Nature therapy may mean that better health is right outside your door.
How Much Time
Most major medical organizations recommend that children get at least 60 minutes of physical activity a day, Brown says.
“What the ‘Children and Nature Initiative’ is trying to advocate for is that as much of this time as possible be outside,” Brown says, adding that outdoor time is good for children’s physical, mental, social, and emotional development.
“Most people understand the importance of getting kids moving,” says Angelique Marquez, RD, of the Children’s Heart Center in Las Vegas. Even before being trained as a Nature Champion, Marquez prescribed outdoor activity for patients who had heart disease, high blood pressure, high cholesterol, or diabetes.
Adding Nature to Your Day
For families that don’t live near a park, there are other ways to incorporate nature into their daily lifestyle. Marquez suggests walking to school or to the store or playing on a playground.
Kids should always be supervised by a responsible adult, Brown advises, and parents should be familiar with which playgrounds are safe in their neighborhood. For playground safety tips, check the web site of the National Association for Playground Safety.
Safety is an important factor for adults, as well. Whether you’re taking an urban hike or a walk in the park, the USDA Forest Service recommends that you do the following:
- Go with a companion (or at least let someone know where and when you’ll be going)
- Keep your eye on the weather
- Wear appropriate clothing for the conditions and locale
- Be aware of your surroundings
- Especially if it’s warm outside, take along a bottle of water so you won’t become dehydrated
- Slather on the sunscreen, and, if necessary, insect repellent.
Clearing Your Mind
Being outside not only improves physical health but offers mental clarity as well, which is one reason certified sex counselor Eric Marlowe Garrison suggests that his clients meet him outside.
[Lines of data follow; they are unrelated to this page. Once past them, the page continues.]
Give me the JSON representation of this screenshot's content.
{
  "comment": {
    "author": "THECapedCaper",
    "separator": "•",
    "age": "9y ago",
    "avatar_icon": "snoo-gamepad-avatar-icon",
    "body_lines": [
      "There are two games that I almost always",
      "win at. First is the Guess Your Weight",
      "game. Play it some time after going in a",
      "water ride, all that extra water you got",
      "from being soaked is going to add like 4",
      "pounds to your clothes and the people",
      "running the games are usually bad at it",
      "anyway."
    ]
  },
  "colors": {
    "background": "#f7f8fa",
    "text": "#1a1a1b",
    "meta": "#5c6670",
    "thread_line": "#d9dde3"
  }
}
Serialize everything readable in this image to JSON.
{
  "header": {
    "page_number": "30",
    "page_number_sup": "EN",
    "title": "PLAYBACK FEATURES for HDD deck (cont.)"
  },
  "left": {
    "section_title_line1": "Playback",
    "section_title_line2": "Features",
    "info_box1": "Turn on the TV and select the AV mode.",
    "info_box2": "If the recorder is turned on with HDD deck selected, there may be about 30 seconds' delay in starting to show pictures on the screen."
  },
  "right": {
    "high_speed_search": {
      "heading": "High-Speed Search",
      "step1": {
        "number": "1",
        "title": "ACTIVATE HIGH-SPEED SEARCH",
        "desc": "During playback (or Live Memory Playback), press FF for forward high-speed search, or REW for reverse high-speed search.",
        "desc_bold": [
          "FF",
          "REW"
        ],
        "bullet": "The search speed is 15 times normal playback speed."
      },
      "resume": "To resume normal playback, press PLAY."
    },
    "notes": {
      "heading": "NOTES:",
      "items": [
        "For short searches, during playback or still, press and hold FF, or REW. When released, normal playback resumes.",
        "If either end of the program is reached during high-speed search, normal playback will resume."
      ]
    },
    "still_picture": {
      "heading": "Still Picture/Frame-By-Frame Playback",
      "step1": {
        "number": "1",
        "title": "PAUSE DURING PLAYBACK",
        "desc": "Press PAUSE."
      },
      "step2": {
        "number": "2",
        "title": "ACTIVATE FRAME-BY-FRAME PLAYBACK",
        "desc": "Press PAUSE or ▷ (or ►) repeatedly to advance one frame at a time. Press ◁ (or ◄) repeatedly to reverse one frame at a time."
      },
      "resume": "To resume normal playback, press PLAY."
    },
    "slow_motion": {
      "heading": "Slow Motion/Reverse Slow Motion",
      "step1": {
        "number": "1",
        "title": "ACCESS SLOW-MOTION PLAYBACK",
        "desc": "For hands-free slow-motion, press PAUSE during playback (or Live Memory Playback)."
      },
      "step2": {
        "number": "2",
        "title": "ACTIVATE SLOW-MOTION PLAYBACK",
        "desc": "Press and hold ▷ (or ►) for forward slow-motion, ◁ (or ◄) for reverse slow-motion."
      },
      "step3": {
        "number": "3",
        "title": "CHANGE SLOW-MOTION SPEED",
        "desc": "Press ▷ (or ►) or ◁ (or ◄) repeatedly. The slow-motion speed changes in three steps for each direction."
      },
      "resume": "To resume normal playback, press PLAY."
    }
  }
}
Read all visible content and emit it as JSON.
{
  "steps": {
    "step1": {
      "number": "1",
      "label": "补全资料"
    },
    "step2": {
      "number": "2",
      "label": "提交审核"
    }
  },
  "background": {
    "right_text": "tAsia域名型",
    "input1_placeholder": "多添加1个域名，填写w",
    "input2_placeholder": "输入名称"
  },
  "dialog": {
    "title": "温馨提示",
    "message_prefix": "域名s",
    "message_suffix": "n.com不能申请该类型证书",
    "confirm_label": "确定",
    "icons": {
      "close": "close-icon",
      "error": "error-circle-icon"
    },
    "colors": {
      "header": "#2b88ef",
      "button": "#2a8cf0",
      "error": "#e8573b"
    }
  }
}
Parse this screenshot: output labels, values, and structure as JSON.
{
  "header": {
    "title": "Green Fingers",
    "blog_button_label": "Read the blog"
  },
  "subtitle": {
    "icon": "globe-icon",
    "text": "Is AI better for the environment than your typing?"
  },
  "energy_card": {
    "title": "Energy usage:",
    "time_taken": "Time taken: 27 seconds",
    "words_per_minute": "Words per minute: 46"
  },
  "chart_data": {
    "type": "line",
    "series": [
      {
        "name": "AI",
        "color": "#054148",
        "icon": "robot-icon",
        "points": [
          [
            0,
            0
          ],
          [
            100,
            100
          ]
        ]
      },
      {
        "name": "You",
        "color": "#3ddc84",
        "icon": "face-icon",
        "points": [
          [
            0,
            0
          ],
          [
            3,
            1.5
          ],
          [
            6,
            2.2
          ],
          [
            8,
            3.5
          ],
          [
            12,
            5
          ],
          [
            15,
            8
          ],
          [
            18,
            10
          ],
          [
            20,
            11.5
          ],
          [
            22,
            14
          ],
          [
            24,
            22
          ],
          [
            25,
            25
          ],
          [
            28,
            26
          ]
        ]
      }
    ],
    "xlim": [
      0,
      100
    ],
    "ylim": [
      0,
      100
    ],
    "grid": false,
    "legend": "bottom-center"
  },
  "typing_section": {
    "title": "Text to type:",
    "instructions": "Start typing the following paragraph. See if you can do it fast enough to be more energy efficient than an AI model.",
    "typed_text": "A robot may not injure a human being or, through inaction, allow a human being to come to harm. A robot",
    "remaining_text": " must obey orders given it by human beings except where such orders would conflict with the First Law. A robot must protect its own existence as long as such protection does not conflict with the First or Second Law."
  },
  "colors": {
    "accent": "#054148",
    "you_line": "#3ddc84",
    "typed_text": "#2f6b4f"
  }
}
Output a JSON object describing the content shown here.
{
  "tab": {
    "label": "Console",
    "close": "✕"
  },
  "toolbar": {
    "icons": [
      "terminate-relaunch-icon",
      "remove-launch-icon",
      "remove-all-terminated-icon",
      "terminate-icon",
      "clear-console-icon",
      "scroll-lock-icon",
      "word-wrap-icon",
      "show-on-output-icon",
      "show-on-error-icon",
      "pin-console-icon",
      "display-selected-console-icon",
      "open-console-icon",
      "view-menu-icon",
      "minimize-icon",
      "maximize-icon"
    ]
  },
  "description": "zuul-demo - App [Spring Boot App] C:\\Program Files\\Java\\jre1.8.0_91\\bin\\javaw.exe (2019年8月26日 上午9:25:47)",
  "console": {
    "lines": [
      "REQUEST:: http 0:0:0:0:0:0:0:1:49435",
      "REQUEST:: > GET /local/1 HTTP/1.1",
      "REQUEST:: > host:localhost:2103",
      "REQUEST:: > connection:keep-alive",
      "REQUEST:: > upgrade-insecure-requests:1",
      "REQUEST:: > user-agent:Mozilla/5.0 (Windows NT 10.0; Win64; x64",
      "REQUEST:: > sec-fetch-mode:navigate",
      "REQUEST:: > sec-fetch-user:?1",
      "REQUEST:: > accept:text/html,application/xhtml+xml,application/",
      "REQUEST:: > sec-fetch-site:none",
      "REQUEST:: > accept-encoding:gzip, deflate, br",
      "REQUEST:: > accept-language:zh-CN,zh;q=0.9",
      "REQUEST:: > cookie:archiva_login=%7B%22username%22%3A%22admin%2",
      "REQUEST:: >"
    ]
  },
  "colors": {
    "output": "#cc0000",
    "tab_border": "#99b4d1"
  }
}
“People talk more when they’re moving,” says Garrison, who practices in New York City and Richmond, Va. “The act of physical movement triggers the mind. I can accomplish more with my clients during a 45-minute walk in Central Park than in two hours in my office.”